# What the task requires
Select the lines of the records containing the word "August" and list them.

Records from a data source:
##############################

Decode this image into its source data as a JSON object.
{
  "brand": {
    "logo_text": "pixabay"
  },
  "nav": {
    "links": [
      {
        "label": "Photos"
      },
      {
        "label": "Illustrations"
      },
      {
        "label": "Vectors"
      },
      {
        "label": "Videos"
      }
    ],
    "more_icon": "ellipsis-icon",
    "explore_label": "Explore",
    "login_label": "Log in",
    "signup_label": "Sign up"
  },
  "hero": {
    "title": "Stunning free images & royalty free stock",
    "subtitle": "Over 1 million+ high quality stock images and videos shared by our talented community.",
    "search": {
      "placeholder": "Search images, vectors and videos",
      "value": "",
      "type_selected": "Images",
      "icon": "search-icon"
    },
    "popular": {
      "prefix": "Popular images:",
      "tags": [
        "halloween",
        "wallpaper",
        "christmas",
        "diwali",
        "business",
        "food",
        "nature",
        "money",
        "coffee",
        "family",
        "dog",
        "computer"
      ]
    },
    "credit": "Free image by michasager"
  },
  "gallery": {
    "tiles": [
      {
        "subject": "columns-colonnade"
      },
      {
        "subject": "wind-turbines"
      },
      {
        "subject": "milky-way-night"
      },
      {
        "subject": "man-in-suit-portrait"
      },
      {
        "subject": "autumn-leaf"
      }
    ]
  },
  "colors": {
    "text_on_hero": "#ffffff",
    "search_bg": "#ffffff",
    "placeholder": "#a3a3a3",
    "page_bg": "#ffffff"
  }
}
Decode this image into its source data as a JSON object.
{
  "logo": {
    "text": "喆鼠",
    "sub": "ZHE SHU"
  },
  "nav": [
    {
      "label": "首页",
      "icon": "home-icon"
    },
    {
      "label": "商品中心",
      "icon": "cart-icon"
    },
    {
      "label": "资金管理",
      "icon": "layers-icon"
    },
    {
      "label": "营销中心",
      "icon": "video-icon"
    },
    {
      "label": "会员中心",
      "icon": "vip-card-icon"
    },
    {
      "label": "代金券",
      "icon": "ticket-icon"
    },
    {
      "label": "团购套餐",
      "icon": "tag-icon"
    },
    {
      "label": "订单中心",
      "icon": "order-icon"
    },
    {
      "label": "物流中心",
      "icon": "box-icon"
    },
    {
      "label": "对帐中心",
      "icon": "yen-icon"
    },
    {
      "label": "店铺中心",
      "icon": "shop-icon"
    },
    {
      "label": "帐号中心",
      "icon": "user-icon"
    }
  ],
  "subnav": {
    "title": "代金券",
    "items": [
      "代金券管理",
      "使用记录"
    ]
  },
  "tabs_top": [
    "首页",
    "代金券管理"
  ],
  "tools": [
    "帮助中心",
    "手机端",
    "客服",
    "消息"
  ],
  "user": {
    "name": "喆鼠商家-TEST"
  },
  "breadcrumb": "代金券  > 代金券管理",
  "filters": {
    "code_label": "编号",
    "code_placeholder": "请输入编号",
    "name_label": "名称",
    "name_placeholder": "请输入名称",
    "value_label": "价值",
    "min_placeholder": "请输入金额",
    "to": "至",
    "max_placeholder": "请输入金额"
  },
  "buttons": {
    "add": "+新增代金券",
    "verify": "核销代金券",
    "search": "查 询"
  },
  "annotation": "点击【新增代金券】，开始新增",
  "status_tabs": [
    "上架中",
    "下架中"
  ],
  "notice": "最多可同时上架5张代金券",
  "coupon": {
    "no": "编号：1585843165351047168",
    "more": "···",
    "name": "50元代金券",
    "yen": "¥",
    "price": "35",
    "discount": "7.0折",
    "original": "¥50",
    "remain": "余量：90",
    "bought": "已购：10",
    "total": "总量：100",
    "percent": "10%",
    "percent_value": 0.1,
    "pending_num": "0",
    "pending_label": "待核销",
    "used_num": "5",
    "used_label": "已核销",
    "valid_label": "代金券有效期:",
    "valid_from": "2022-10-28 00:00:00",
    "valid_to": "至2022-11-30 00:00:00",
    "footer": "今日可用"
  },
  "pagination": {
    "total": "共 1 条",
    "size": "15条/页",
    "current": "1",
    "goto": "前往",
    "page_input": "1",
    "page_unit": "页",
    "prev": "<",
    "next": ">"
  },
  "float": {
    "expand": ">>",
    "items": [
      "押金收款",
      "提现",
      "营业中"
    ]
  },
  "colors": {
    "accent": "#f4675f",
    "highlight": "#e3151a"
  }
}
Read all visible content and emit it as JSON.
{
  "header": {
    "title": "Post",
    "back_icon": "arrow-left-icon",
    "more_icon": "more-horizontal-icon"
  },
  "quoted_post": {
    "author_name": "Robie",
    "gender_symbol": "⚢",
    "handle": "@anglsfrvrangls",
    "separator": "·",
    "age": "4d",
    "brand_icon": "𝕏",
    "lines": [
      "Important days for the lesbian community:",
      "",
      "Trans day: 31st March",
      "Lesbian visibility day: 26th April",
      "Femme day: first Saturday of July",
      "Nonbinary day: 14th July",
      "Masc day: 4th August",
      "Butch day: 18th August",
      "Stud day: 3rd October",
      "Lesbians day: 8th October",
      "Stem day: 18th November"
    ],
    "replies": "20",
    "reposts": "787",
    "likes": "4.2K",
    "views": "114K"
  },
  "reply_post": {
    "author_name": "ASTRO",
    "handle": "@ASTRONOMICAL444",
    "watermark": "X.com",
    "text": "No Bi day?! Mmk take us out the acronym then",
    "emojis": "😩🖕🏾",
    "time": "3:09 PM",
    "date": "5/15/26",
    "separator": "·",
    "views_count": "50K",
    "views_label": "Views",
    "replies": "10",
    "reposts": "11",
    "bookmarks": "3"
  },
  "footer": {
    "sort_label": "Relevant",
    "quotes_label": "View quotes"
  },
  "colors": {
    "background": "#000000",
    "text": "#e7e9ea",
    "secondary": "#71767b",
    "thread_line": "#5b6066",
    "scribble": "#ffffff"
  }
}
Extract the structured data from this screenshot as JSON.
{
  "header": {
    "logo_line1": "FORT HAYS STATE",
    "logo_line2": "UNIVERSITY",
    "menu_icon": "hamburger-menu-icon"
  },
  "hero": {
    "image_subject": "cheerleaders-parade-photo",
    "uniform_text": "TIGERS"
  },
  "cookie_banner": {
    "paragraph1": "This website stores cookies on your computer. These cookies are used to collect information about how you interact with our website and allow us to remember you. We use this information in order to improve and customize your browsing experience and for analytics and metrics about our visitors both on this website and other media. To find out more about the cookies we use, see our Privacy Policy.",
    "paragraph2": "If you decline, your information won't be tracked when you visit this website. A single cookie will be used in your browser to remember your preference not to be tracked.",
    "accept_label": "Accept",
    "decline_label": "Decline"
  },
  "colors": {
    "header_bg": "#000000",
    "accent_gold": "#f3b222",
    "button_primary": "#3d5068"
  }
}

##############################

# Result
      "Masc day: 4th August",
      "Butch day: 18th August",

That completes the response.